The executive's words came on the back of sales that were down 3.1 per cent in Western Europe, slipping from €1.83 billion (€2.37bn) in the first quarter of 2004, to €1.77 billion in the three months ending 31st March.
Meanwhile the company's performance in North America looked much healthier for the quarter, with sales increasing by 7.8 per cent to reach €893 million.
Overall sales for the entire group amounted to €3.54 billion, representing a 3.1 per cent increase on a like-for-like basis - figures that were below analysts expectations.
Owen-Jones also drew attention to the fact that the continued strength of the euro meant that currency impacted the results by a further 1.6 per cent.
"In Western Europe, sluggish consumer spending made distributors cautious in their purchasing patterns while our own product launch calender was a little intense during that period."
Owen-Jones said that the first quarter had represented a volatile period for the company because of the number of new product launches the company had made. Bearing this in mind, he said that he was still confident that the company would acheive its financial goals for the full year.
"The gradual return of Western Europe to positive growth over the year should be able to bring group sales growth similar to last year," he added.
In view of this the company says it still beleives it can meet last year's sales growth, which stood at 6.2 per cent.
Although still a relatively small part of the group's business operations, a significant proportion of that growth is expected to come from the group's operations in the developing markets.
One of the group's biggest hopes in this respect is undoubtedly China. In line with this L'Oreal this week announced that it was launching the Chinese make-up brand Yue-Sai onto the world market.

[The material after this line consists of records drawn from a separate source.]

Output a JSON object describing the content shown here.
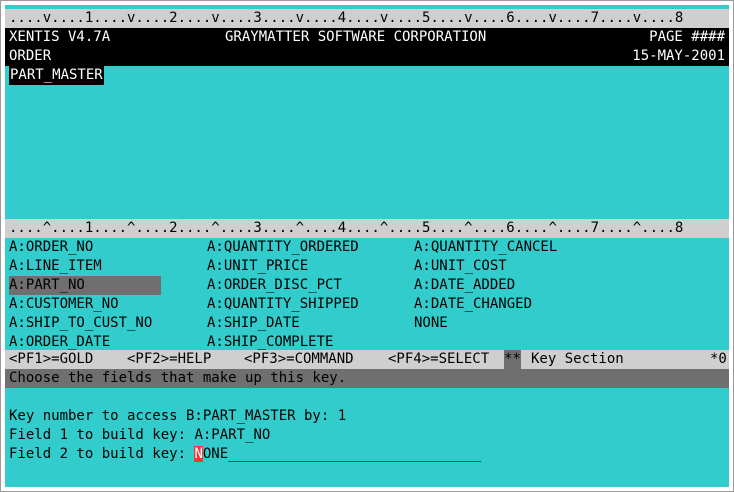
{
  "ruler_top": "....v....1....v....2....v....3....v....4....v....5....v....6....v....7....v....8",
  "header": {
    "app": "XENTIS V4.7A",
    "company": "GRAYMATTER SOFTWARE CORPORATION",
    "page": "PAGE ####",
    "module": "ORDER",
    "date": "15-MAY-2001",
    "table": "PART_MASTER"
  },
  "ruler_mid": "....^....1....^....2....^....3....^....4....^....5....^....6....^....7....^....8",
  "fields": {
    "col1": [
      "A:ORDER_NO",
      "A:LINE_ITEM",
      "A:PART_NO",
      "A:CUSTOMER_NO",
      "A:SHIP_TO_CUST_NO",
      "A:ORDER_DATE"
    ],
    "col2": [
      "A:QUANTITY_ORDERED",
      "A:UNIT_PRICE",
      "A:ORDER_DISC_PCT",
      "A:QUANTITY_SHIPPED",
      "A:SHIP_DATE",
      "A:SHIP_COMPLETE"
    ],
    "col3": [
      "A:QUANTITY_CANCEL",
      "A:UNIT_COST",
      "A:DATE_ADDED",
      "A:DATE_CHANGED",
      "NONE"
    ]
  },
  "pf_bar": {
    "pf1": "<PF1>=GOLD",
    "pf2": "<PF2>=HELP",
    "pf3": "<PF3>=COMMAND",
    "pf4": "<PF4>=SELECT",
    "stars": "**",
    "section": "Key Section",
    "flag": "*0"
  },
  "message": "Choose the fields that make up this key.",
  "form": {
    "key_line": "Key number to access B:PART_MASTER by: 1",
    "field1_label": "Field 1 to build key: ",
    "field1_value": "A:PART_NO",
    "field2_label": "Field 2 to build key: ",
    "field2_cursor_char": "N",
    "field2_rest": "ONE______________________________"
  }
}
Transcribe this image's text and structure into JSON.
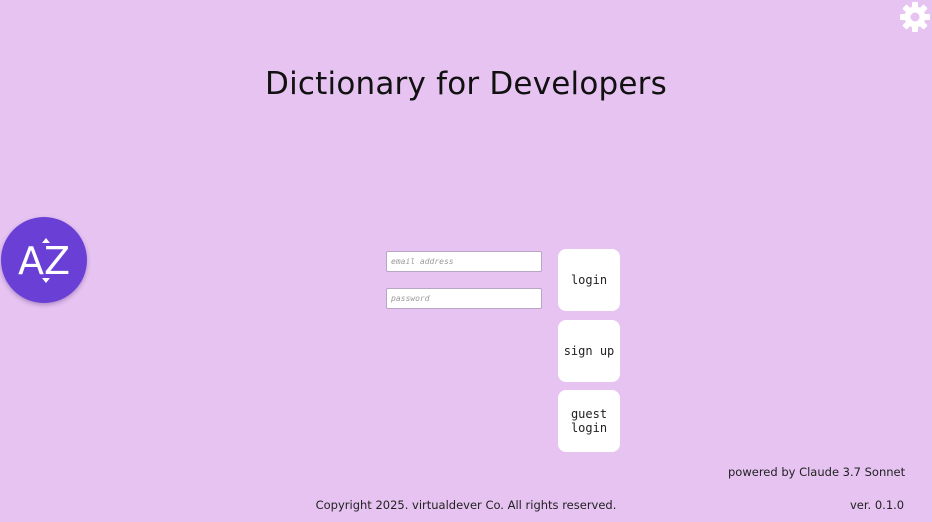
{
  "app": {
    "title": "Dictionary for Developers",
    "logo_text": "AZ"
  },
  "icons": {
    "settings": "gear-icon",
    "logo": "az-sort-icon"
  },
  "colors": {
    "background": "#e6c3f1",
    "logo_background": "#6a3fd6",
    "button_background": "#ffffff"
  },
  "login_form": {
    "email_placeholder": "email address",
    "email_value": "",
    "password_placeholder": "password",
    "password_value": "",
    "login_label": "login",
    "signup_label": "sign up",
    "guest_label": "guest\nlogin"
  },
  "footer": {
    "powered_by": "powered by Claude 3.7 Sonnet",
    "copyright": "Copyright 2025. virtualdever Co. All rights reserved.",
    "version": "ver. 0.1.0"
  }
}
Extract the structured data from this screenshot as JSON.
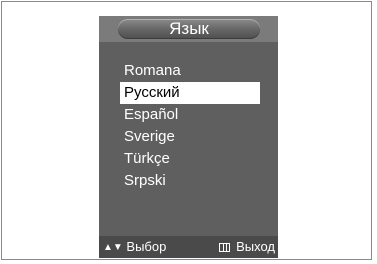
{
  "menu": {
    "title": "Язык",
    "items": [
      {
        "label": "Romana",
        "selected": false
      },
      {
        "label": "Русский",
        "selected": true
      },
      {
        "label": "Español",
        "selected": false
      },
      {
        "label": "Sverige",
        "selected": false
      },
      {
        "label": "Türkçe",
        "selected": false
      },
      {
        "label": "Srpski",
        "selected": false
      }
    ]
  },
  "footer": {
    "move_label": "Выбор",
    "move_icon": "up-down-arrows-icon",
    "move_glyph": "▲▼",
    "exit_label": "Выход",
    "exit_icon": "menu-exit-icon"
  },
  "colors": {
    "panel": "#5f5f5f",
    "title_bar": "#7b7b7b",
    "highlight": "#ffffff",
    "footer": "#4a4a4a"
  }
}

The brand will first be launched throughout Asia, followed by Europe and the US.
That L'Oreal is choosing to turn a Chinese make-up company into a global brand is a significant move, reflecting the growing power and cachee associated with this market.
In 2004 L'Oreal's sales in China doubled to CNY3 billion (€280 million). The company also said that, largely derived from continued growth in the China market, its Asian sales for the first quarter of 2005 had jumped by 11.5 per cent to €337 billion.